++++ Data under study

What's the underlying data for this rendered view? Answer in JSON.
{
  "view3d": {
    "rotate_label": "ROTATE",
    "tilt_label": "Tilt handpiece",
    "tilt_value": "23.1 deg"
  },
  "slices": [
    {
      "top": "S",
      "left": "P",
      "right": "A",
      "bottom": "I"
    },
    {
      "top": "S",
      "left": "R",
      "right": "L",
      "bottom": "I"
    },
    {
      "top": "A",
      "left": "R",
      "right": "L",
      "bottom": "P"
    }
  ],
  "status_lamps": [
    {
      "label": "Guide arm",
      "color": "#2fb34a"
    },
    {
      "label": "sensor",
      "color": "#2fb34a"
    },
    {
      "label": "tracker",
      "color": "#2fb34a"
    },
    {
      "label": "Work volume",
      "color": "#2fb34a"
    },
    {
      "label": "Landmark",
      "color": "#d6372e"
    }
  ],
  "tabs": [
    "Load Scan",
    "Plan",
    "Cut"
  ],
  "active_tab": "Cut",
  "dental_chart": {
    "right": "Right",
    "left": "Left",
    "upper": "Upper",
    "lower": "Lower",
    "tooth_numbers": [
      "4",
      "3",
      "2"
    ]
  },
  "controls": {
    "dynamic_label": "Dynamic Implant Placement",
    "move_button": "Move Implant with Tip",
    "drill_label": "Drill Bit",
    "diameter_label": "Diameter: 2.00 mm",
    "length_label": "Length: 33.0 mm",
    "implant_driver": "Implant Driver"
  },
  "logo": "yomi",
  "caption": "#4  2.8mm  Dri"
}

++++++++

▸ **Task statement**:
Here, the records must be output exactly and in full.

▸ **Written solution**:
What's the underlying data for this rendered view? Answer in JSON.
{
  "view3d": {
    "rotate_label": "ROTATE",
    "tilt_label": "Tilt handpiece",
    "tilt_value": "23.1 deg"
  },
  "slices": [
    {
      "top": "S",
      "left": "P",
      "right": "A",
      "bottom": "I"
    },
    {
      "top": "S",
      "left": "R",
      "right": "L",
      "bottom": "I"
    },
    {
      "top": "A",
      "left": "R",
      "right": "L",
      "bottom": "P"
    }
  ],
  "status_lamps": [
    {
      "label": "Guide arm",
      "color": "#2fb34a"
    },
    {
      "label": "sensor",
      "color": "#2fb34a"
    },
    {
      "label": "tracker",
      "color": "#2fb34a"
    },
    {
      "label": "Work volume",
      "color": "#2fb34a"
    },
    {
      "label": "Landmark",
      "color": "#d6372e"
    }
  ],
  "tabs": [
    "Load Scan",
    "Plan",
    "Cut"
  ],
  "active_tab": "Cut",
  "dental_chart": {
    "right": "Right",
    "left": "Left",
    "upper": "Upper",
    "lower": "Lower",
    "tooth_numbers": [
      "4",
      "3",
      "2"
    ]
  },
  "controls": {
    "dynamic_label": "Dynamic Implant Placement",
    "move_button": "Move Implant with Tip",
    "drill_label": "Drill Bit",
    "diameter_label": "Diameter: 2.00 mm",
    "length_label": "Length: 33.0 mm",
    "implant_driver": "Implant Driver"
  },
  "logo": "yomi",
  "caption": "#4  2.8mm  Dri"
}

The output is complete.